Symptoms of Tetanus

The symptoms will start after those spores have entered the wound

and released their toxins. They include;

Stiffness of the muscles around the wound.

The dog becomes stiff all over


Gait becomes uncoordinated


At this point the symptoms can disappear if the infections stays localized to the wound. However in some cases the disease can escalate and if the toxins enter the nervous system you might see symptoms that include;


Forehead becomes wrinkled

Drooling a lot

Pain when passing urine

Difficulty breathing because chest muscles have stiffened


Appearing to be grinning

Ears stay stiff and erect

Finds eating increasingly hard

Progressively worse stiffening on the body

Tail is hard and stiff

Jaw muscles stiffening make opening his mouth hard

Muscles spasms


Death because he cannot breathe

Diagnosing Lockjaw

When you take you dog to the vet, which you should do straight away if you suspect they have Lockjaw you will need to give the vet a medical history for your dog. He or she will ask about any wounds or injuries they may have got recently and will then perform a physical exam on your dog. Lab tests will also be done including a blood count, a urinalysis and a biochemistry profile. If the blood count shows a white blood cell count that is too high or too low this indicates an infection. The biochemistry reveals if there are high levels of creatine phosphokinase, an enzyme that is mostly found in muscles, the heart and the brain. When Lockjaw is the cause of the stiffness this enzyme increases. Samples of fluid and tissue from the injury will also be sent for culture testing at a lab to confirm the tetanus bacillus presence.

Treatment Options for Dogs with Tetanus Bacillus

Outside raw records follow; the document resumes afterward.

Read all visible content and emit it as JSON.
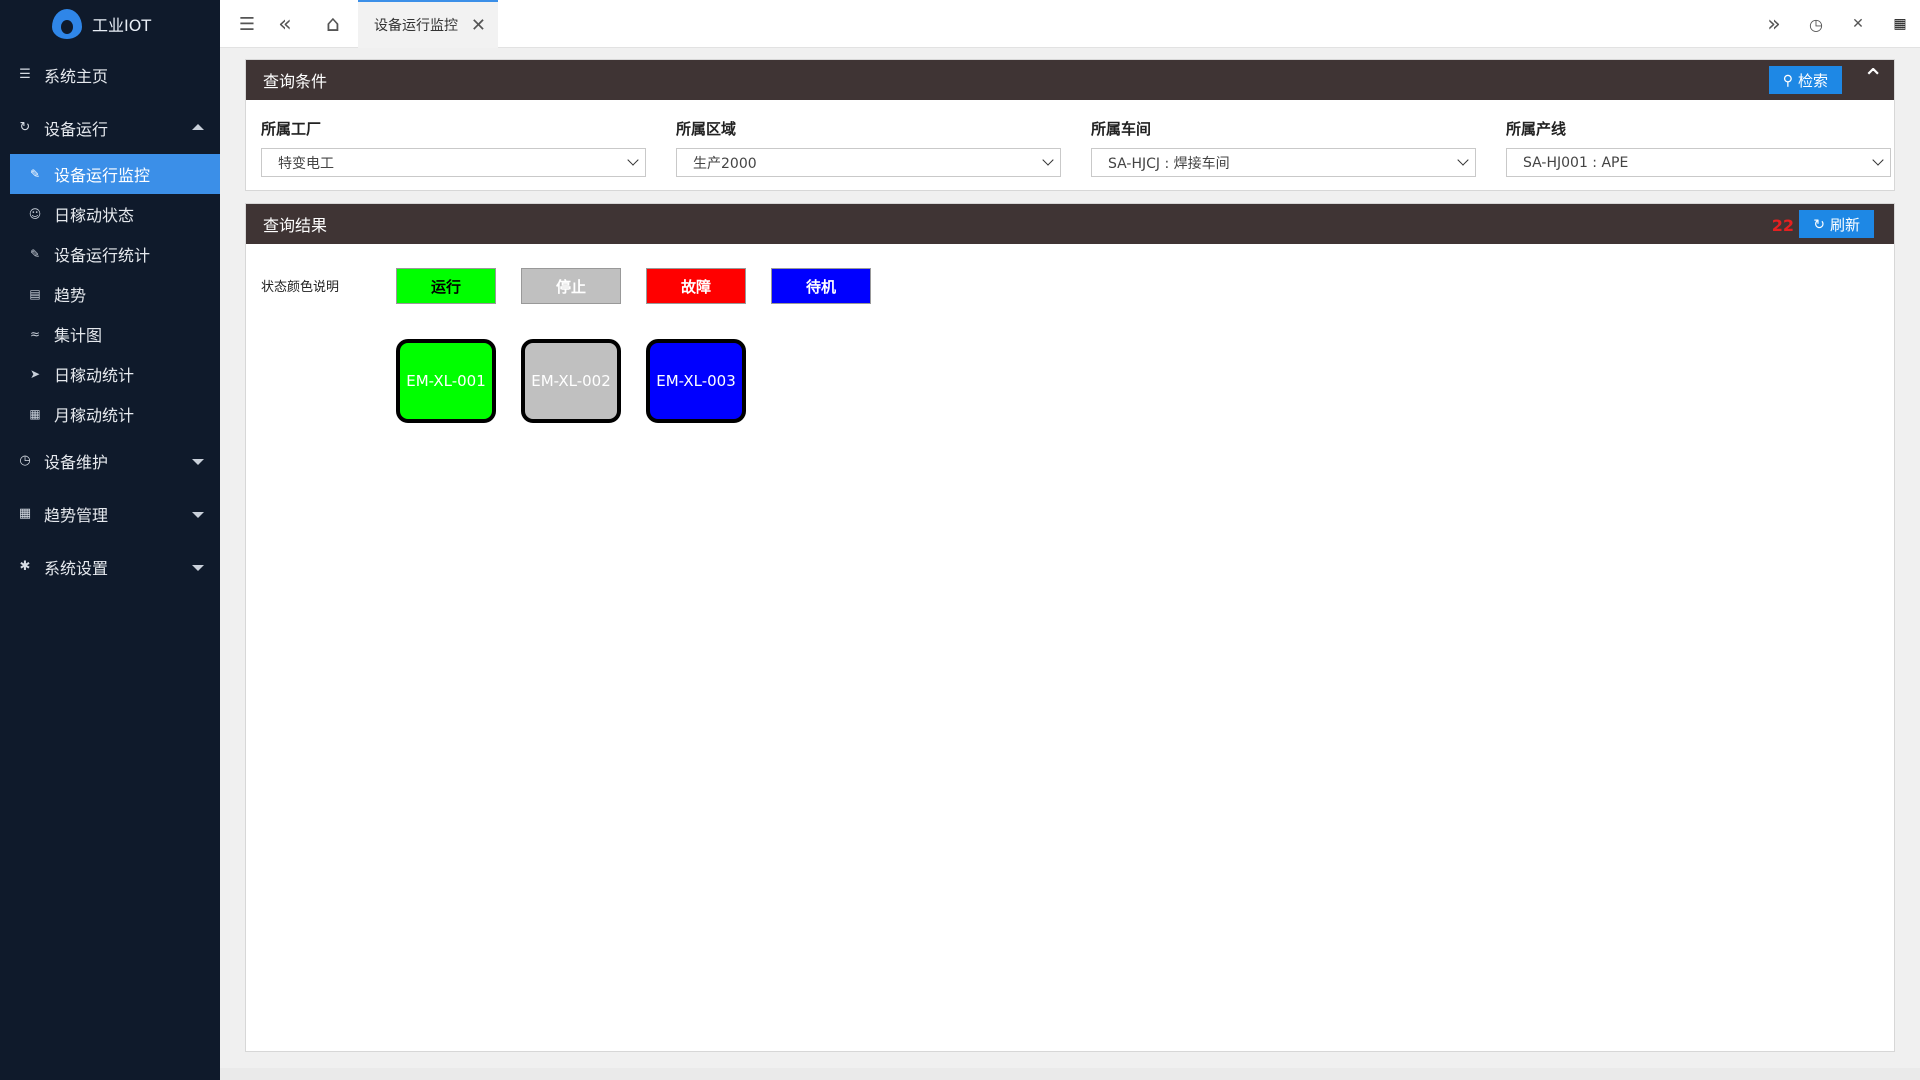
{
  "app": {
    "title": "工业IOT"
  },
  "sidebar": {
    "home": {
      "label": "系统主页",
      "icon": "layers-icon"
    },
    "groups": [
      {
        "label": "设备运行",
        "icon": "refresh-icon",
        "expanded": true,
        "items": [
          {
            "label": "设备运行监控",
            "icon": "edit-icon",
            "active": true
          },
          {
            "label": "日稼动状态",
            "icon": "smile-icon"
          },
          {
            "label": "设备运行统计",
            "icon": "edit-icon"
          },
          {
            "label": "趋势",
            "icon": "doc-icon"
          },
          {
            "label": "集计图",
            "icon": "pulse-icon"
          },
          {
            "label": "日稼动统计",
            "icon": "send-icon"
          },
          {
            "label": "月稼动统计",
            "icon": "list-icon"
          }
        ]
      },
      {
        "label": "设备维护",
        "icon": "clock-icon",
        "expanded": false
      },
      {
        "label": "趋势管理",
        "icon": "list-icon",
        "expanded": false
      },
      {
        "label": "系统设置",
        "icon": "gear-icon",
        "expanded": false
      }
    ]
  },
  "tabs": [
    {
      "label": "设备运行监控",
      "active": true
    }
  ],
  "query": {
    "title": "查询条件",
    "search_label": "检索",
    "fields": [
      {
        "label": "所属工厂",
        "value": "特变电工"
      },
      {
        "label": "所属区域",
        "value": "生产2000"
      },
      {
        "label": "所属车间",
        "value": "SA-HJCJ : 焊接车间"
      },
      {
        "label": "所属产线",
        "value": "SA-HJ001 : APE"
      }
    ]
  },
  "results": {
    "title": "查询结果",
    "refresh_count": "22",
    "refresh_label": "刷新",
    "legend_label": "状态颜色说明",
    "legend": [
      {
        "label": "运行",
        "color": "#00ff00",
        "text_color": "#000000"
      },
      {
        "label": "停止",
        "color": "#c0c0c0",
        "text_color": "#ffffff"
      },
      {
        "label": "故障",
        "color": "#ff0000",
        "text_color": "#ffffff"
      },
      {
        "label": "待机",
        "color": "#0000ff",
        "text_color": "#ffffff"
      }
    ],
    "equipment": [
      {
        "code": "EM-XL-001",
        "color": "#00ff00"
      },
      {
        "code": "EM-XL-002",
        "color": "#c0c0c0"
      },
      {
        "code": "EM-XL-003",
        "color": "#0000ff"
      }
    ]
  },
  "colors": {
    "sidebar_bg": "#0f1a2b",
    "accent": "#3b8fe8",
    "panel_header": "#3f3434",
    "alert": "#e52020"
  }
}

Treatment depends on how severe the dog's infection is as if it is too advanced he will need to be hospitalized and there may be three to four weeks of care required. If your dog cannot eat by himself a feeding tube will be given to him and intravenous fluids too so that he does not get dehydrated. He will be overly sensitive to light, touch and sound so limiting these for this time is important to not stress him or overwhelm him.

In most severe cases dogs are kept sedated for much of the time to stop the symptoms getting worse. To prevent or limit convulsions and muscle spasms drugs will be administered and this will also help him to remain lying for longer periods. Your dog would need soft bedding and during the day needs turning over at regular times to prevent the side effects from lying for so long such as ulcers or bed sores.

If breathing is a problem too a tube will be inserted into his trachea to help him breathe until he is able to do it on his own. Some dogs also require a hole to be made in the trachea to stop asphyxia. Dogs who cannot pass urine have a catheter put in and those who are constipated will be given an enema to relieve it. Part of his treatment will include drugs to prevent the toxin in his body binding further to nerve cells and antibiotics will be given either by injection or orally to control the infection. The wound too will likely be treated with a topical antibiotic.

In some cases treatment can be carried out at home at some point. Your dog would need a sterile environment to recover in though and you will need to be ready to dedicate some time to his recovery and care. Discuss this with your vet.

Recovering at Home


When your dog has been treated at a clinic to the point where he can be released and cared for back home you can help him recover from the infection and its side effects. Make sure you are clear about your vets instruction on medications, tubes and so on. As well as regularly turning your dog every few hours you will need to keep the injury clear and observe it. If it changes in appearance or ulcers appear call your vet. Your dog will be feeling sore and part of the medications your vet gives you will probably be pain management too. Keep your dog away from the rest of the family, somewhere calm and quiet. When he needs a trip outside to urine or pass stools keep it short and slow.

You will need to return to the vet a few times with your dog to check on his recovery process. The more severe the disease was the harder recovery can be. For a full recovery be prepared for a long slow process as this takes a lot out of a dog.